When Steve Gehring—an attorney with Cline Williams—moved to Omaha in 1989 he was looking to get involved in the community. Soon after, he joined Food Bank for the Heartland’s Board of Directors and never looked back. “I figured I would serve for five years and then move on, but it was really the only serious charitable board I served on.” Steve served for an astounding twenty years and currently provides legal counsel.
Steve says witnessing the inner workings of the Food Bank created a strong desire within him to serve neighbors in need. “I developed such a passion and commitment to the people. I saw the incredible work that the Food Bank did.
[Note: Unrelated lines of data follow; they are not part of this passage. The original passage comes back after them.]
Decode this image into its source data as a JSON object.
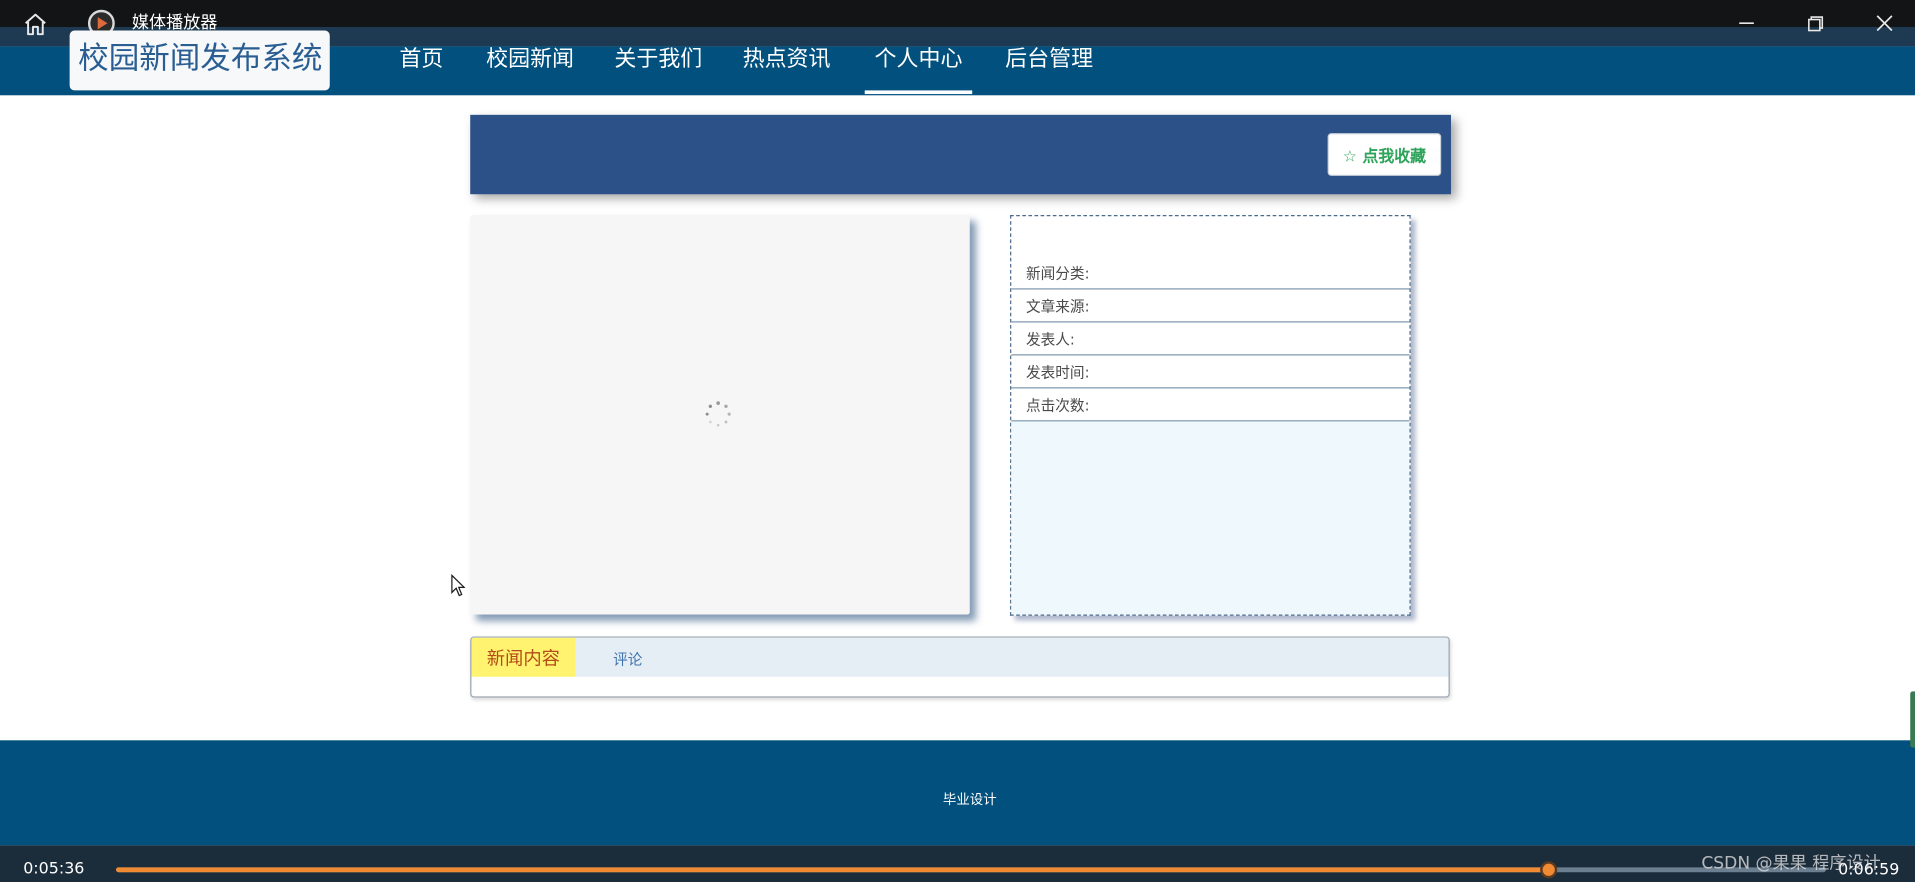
{
  "player": {
    "title": "媒体播放器",
    "current_time": "0:05:36",
    "total_time": "0:06:59",
    "progress": 0.838,
    "watermark": "CSDN @果果 程序设计"
  },
  "site": {
    "logo": "校园新闻发布系统",
    "nav": [
      {
        "label": "首页"
      },
      {
        "label": "校园新闻"
      },
      {
        "label": "关于我们"
      },
      {
        "label": "热点资讯"
      },
      {
        "label": "个人中心",
        "active": true
      },
      {
        "label": "后台管理"
      }
    ],
    "favorite_button": "☆ 点我收藏",
    "info": {
      "rows": [
        {
          "label": "新闻分类:"
        },
        {
          "label": "文章来源:"
        },
        {
          "label": "发表人:"
        },
        {
          "label": "发表时间:"
        },
        {
          "label": "点击次数:"
        }
      ]
    },
    "tabs": {
      "active": "新闻内容",
      "comment": "评论"
    },
    "footer": "毕业设计"
  },
  "colors": {
    "nav_bg": "#01507e",
    "header_band": "#2c5088",
    "favorite_text": "#2ea35a",
    "tab_active_bg": "#fff36f",
    "tab_active_text": "#b44b18",
    "progress": "#f08a33"
  },
  "icons": {
    "home": "home-icon",
    "app": "media-player-icon",
    "minimize": "minimize-icon",
    "restore": "restore-icon",
    "close": "close-icon",
    "loading": "loading-spinner-icon",
    "cursor": "mouse-cursor-icon"
  }
}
It wasn’t a hand-out, there was nothing condescending about how they operated. People went out there, got the job done, and fed people.”
His time on the board opened his eyes to the damaging and long-term impacts of hunger. “I had no idea about starvation or food insecurity before being involved. I learned that if parents worry about how they’re going to eat and feed their children—it leads to anxiety, tension, and stress, all things that can tear families apart—creating detrimental effects on children.”
As the Food Bank evolved and diversified its reach, Steve utilized his passion and knowledge to help increase community resources for those facing hunger, focusing on SNAP (the Supplemental Nutrition Assistance Program). “While there was resistance because it was a government program, I knew enough to realize it was theoretically possible that SNAP could help eliminate hunger in the U.S. I really thought the Food Bank should participate, but I wasn’t exactly sure how to get that done.”
Steve continued his research, spending a considerable amount of time conversing with other food banks running successful SNAP Outreach programs. In 2010, Steve and key leaders at the Food Bank approached the Nebraska Department of Health and Human Services to make the SNAP Outreach Program a reality for Heartland individuals and families. By FY 2022, 20,794 applications were submitted through the Food Bank’s SNAP Outreach team, impacting families while generating $1.94 billion in economic activity at local retailers and communities in Nebraska and Iowa.
Steve believes much more work is needed to help educate the public on what Heartland neighbors are facing every day. “A lot of single moms struggle with food insecurity. That’s a very difficult life to have and it’s a tremendous responsibility. These women often don’t have stable or well-paying jobs, which creates food problems for the family. These are not people trying to scam the system. These are people who just need a sandwich and a glass of milk.”
To those who are quick to criticize, Steve says it’s time for our country to show more empathy.
“I would say go walk in her shoes for a mile and tell me whether you would want to trade places. At the base level, there is nothing more important than making sure people are fed.”
Steve has been a proud advocate for the Food Bank for more than thirty years, and according to him, there’s no better cause—or team—to support. “Nobody at the Food Bank is in it for the prestige. They just want to help make life better for people. And I don’t think there’s anything more important we could be about.”